new york

Nina Wiener, In Closed Time

brooklyn academy of music

The annual Next Wave Festival is structured on the classic avant-garde notion of collaborative projects. As with any artistic agenda, traditional or "cutting edge,” this criterion has yielded both shining moments and total misfires. Nina Wiener’s In Closed Time, 1985, was one of the flawed productions, its unevenly realized elements jostling out-of-sync in a failed attempt to achieve a Big Statement.

As always, Wiener’s complex formalist choreography was provocative and vigorous, and superbly performed; however, its narrative overlay, clearly intended to transmit a weighty message, was not sufficiently detailed to be understood, a muddle compounded by the use of three discrete musical scores and obtrusive sets. The scores—by Meredith Monk, Sergio Cervetti, and Elliott Sharp—were remarkable, but their individual effect was blurred by their uneasy juxtaposition within one work. The sets, by the “innovative” architectural firm Arquitectonica, were a labored joke. These childlike buildings had none of the charm, freshness, and sense of wonder that a real child would have brought to them; instead, they were trendy yet already dated bits of Postmodern architectural rhetoric. Unlike sculptor Judy Pfaff’s ingenious interactive set for Wiener’s Wind Devil (performed at BAM in 1983), these clumsy structures hindered the dancers’ movements. To complete the scorecard, the lighting, so crucial to the BAM Opera House epic scale, was inexplicably banal.

The result of such an uneven mixture was a hopelessly obscured message. Part of the problem may have been that each of the work’s three movements seemed to reach for a statement in itself, and their ill-defined equations could not add up to a definitive sum. “Old Time” seemed to be a Post-Modern “now,” with frenzied male-female duets (including a mimed corrida with man as matador, woman as bull), a chorus dressed up in either Frederick’s of Hollywood Victoriana or Bauhaus-y constructivist outfits, and Monk’s primitive-futuristic syllabic vocalizing. The set was an architectural anthology of a blue, Postmodern-Miami building, an eccentric inverted cone, and a golden pyramid. ”Out of Time“ was a pastorale, with touchingly innocent solos and duets by the principals and a chorus of recumbent figures slowly rolling across the floor, an electronic score by Cervetti that also included natural sounds (barking dogs, chirping birds), and a set that comprised a large, leaf-covered scaffold and a Plexiglas tower that slowly filled up with fog.

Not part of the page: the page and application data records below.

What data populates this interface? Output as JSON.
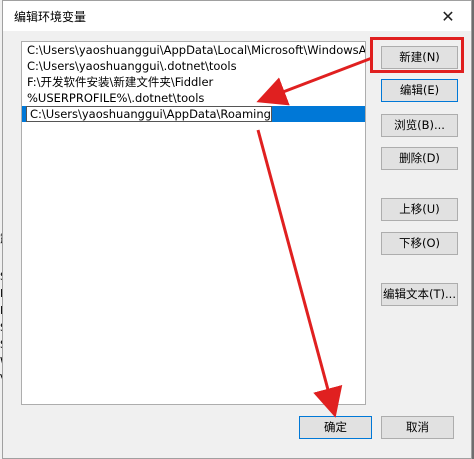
{
  "window": {
    "title": "编辑环境变量",
    "close_glyph": "✕"
  },
  "paths": [
    "C:\\Users\\yaoshuanggui\\AppData\\Local\\Microsoft\\WindowsApps",
    "C:\\Users\\yaoshuanggui\\.dotnet\\tools",
    "F:\\开发软件安装\\新建文件夹\\Fiddler",
    "%USERPROFILE%\\.dotnet\\tools"
  ],
  "editing_value": "C:\\Users\\yaoshuanggui\\AppData\\Roaming\\npm",
  "buttons": {
    "new": "新建(N)",
    "edit": "编辑(E)",
    "browse": "浏览(B)...",
    "delete": "删除(D)",
    "move_up": "上移(U)",
    "move_down": "下移(O)",
    "edit_text": "编辑文本(T)...",
    "ok": "确定",
    "cancel": "取消"
  },
  "background_letters": [
    "露",
    "S",
    "E",
    "M",
    "S",
    "S",
    "W",
    "V"
  ],
  "colors": {
    "annotation": "#e02020",
    "selection": "#0078d7"
  }
}
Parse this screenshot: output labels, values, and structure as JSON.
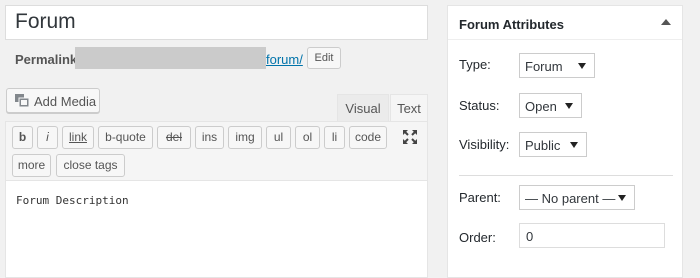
{
  "title": "Forum",
  "permalink": {
    "label": "Permalink:",
    "slug": "forum/",
    "edit_label": "Edit"
  },
  "add_media_label": "Add Media",
  "editor": {
    "tabs": [
      "Visual",
      "Text"
    ],
    "active_tab": "Text",
    "quicktags": [
      "b",
      "i",
      "link",
      "b-quote",
      "del",
      "ins",
      "img",
      "ul",
      "ol",
      "li",
      "code",
      "more",
      "close tags"
    ],
    "content": "Forum Description"
  },
  "attributes": {
    "heading": "Forum Attributes",
    "type_label": "Type:",
    "type_value": "Forum",
    "status_label": "Status:",
    "status_value": "Open",
    "visibility_label": "Visibility:",
    "visibility_value": "Public",
    "parent_label": "Parent:",
    "parent_value": "— No parent —",
    "order_label": "Order:",
    "order_value": "0"
  },
  "icons": {
    "add_media": "media-icon",
    "fullscreen": "fullscreen-icon",
    "collapse": "collapse-arrow-icon"
  },
  "colors": {
    "link": "#0073aa",
    "background": "#f1f1f1"
  }
}
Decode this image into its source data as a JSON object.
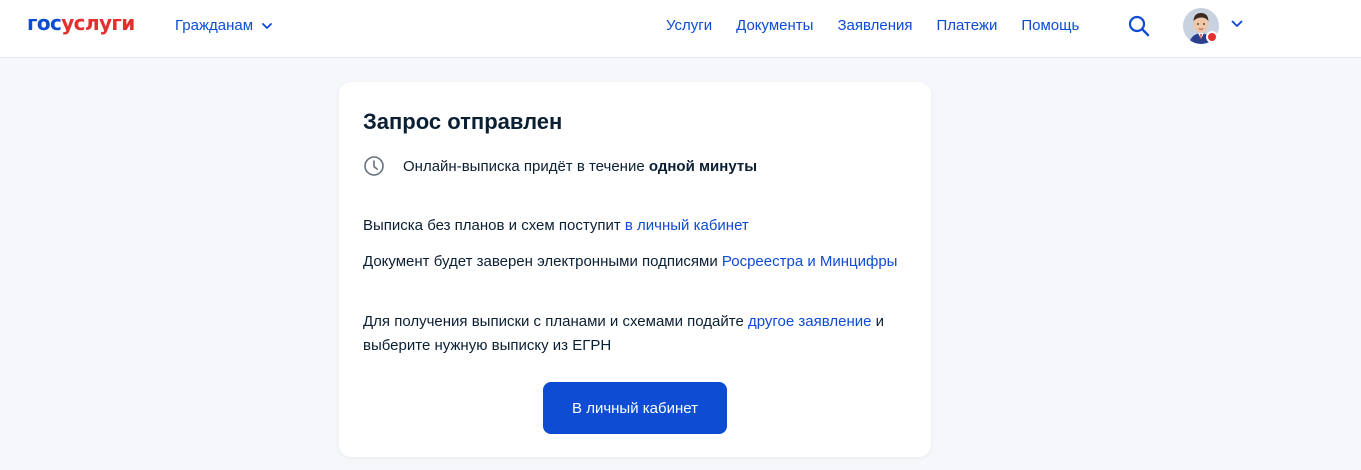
{
  "header": {
    "logo_part1": "гос",
    "logo_part2": "услуги",
    "audience_label": "Гражданам",
    "nav": [
      "Услуги",
      "Документы",
      "Заявления",
      "Платежи",
      "Помощь"
    ],
    "search_icon": "search-icon",
    "avatar_icon": "user-avatar"
  },
  "card": {
    "title": "Запрос отправлен",
    "timer_text": "Онлайн-выписка придёт в течение ",
    "timer_bold": "одной минуты",
    "p1_text": "Выписка без планов и схем поступит ",
    "p1_link": "в личный кабинет",
    "p2_text": "Документ будет заверен электронными подписями ",
    "p2_link": "Росреестра и Минцифры",
    "p3_text": "Для получения выписки с планами и схемами подайте ",
    "p3_link": "другое заявление",
    "p3_tail": " и выберите нужную выписку из ЕГРН",
    "button": "В личный кабинет"
  },
  "colors": {
    "brand_blue": "#0d4cd3",
    "brand_red": "#e3302f",
    "page_bg": "#f5f7fa",
    "text": "#0b1f33"
  }
}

In ”Not Yet Time,” the frenetic finale, the dancers rushed around the stage to Sharp’s neo-African pop rhythms and dissonant horn melodies. In a stunning moment that appeared to mark the end of the performance, the hyperactive performers suddenly froze en masse, in a tableau vivant that really punched at your gut. But then, typical of this over-determined collaboration, they quickly resumed their aimless activity, bouncing into and off of one another without really connecting.

John Howell